A few hours later, the fear and panic that caused the selloff quickly reversed, and the U.S. equity market opened Wednesday flat and even ended the day up. Gyrations then continued into Thursday, as traders attempted to digest what a Trump presidency means for sectors like banks, technology, and commodities.

Other questions remain unanswered that will only add to this uncertainty. Most notably, before the election, the expectation was that the Fed would raise interest rates in December.  If volatility were to rise higher, many wonder if they will once again kick the can down the road instead.

Only time will tell, but what is far more certain is the current economic trends that have taken years to develop will not change. Unemployment will stay at record lows, wage growth will continue to improve, inflation will remain under control, cheaper energy prices will continue to develop into an economic tailwind, and the chances of a recession will remain low.
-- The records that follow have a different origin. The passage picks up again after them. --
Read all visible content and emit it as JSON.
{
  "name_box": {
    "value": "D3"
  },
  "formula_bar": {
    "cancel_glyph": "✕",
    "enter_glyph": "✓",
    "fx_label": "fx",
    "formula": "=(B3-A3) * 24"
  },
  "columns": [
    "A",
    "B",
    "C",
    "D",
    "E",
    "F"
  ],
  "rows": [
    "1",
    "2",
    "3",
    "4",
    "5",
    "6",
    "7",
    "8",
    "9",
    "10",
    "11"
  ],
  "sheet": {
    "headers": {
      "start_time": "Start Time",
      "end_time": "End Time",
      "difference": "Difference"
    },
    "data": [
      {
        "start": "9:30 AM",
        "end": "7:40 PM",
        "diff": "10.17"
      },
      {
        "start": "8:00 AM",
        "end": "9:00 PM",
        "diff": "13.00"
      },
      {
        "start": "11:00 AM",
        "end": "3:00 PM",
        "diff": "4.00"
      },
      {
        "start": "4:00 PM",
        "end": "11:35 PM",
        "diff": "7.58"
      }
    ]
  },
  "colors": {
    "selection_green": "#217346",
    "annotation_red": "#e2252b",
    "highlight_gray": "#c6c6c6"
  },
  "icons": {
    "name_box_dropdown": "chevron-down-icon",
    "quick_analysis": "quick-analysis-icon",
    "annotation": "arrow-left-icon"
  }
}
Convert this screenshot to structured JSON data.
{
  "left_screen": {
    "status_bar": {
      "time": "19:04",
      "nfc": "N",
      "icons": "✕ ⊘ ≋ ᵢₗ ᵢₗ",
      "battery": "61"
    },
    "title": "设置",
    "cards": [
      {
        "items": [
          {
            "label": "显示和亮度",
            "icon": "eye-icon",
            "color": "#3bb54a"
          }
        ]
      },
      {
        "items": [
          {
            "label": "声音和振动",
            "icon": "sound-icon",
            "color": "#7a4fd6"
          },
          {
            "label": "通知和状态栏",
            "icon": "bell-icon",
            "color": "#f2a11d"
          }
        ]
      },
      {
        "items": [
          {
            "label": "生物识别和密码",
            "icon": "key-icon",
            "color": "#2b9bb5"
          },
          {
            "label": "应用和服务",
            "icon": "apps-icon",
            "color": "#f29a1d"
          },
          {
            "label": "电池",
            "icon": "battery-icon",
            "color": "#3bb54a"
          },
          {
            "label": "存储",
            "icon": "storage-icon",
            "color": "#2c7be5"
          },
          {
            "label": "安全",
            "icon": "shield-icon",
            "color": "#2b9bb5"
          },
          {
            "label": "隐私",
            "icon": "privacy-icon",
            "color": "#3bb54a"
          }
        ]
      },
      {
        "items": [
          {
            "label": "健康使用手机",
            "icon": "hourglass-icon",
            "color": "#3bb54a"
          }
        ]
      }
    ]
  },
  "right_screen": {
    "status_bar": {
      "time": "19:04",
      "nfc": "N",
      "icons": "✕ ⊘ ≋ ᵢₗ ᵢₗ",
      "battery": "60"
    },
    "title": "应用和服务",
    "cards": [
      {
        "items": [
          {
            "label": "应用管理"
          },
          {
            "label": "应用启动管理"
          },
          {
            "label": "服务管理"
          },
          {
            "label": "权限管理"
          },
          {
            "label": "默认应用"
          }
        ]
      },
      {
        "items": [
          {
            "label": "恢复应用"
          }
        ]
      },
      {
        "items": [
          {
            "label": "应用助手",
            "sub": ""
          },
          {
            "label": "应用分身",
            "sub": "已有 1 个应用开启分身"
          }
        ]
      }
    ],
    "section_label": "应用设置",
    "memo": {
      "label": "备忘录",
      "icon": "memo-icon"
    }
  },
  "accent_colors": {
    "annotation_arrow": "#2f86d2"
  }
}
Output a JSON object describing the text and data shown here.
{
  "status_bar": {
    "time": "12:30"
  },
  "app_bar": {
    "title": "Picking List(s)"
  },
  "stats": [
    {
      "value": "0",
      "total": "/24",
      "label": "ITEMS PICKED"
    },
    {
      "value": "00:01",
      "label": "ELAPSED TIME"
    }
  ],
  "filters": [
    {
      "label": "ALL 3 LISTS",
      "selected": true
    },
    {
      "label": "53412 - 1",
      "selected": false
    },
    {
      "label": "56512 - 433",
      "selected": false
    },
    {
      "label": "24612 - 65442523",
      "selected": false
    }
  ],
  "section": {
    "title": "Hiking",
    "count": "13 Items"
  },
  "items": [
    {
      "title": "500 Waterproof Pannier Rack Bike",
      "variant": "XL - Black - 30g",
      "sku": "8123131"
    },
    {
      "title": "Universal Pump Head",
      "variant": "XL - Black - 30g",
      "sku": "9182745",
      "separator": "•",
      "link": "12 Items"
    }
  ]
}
Furthermore, consider where nearly all of the world’s innovation and entrepreneurship is being born. Self- driving cars that run on batteries, breakthroughs in cancer treatments, taxis on demand, 3D printing, cell phones that act as credit cards, virtual reality, fracking, and so many other world-changing ideas were conceived and commercialized here in the U.S. under both Democrat and Republican leadership.

Because these characteristics of our economy remain intact, very little should change in a long-term investor’s strategy. As we progress into next year and get a better sense of how a Trump presidency will look, then and only then will it make sense to alter the course if need be.

The bottom line is that despite all of the politics over the past several years, very little has changed to the fundamentals that support our economy and the underpinnings of domestic financial markets.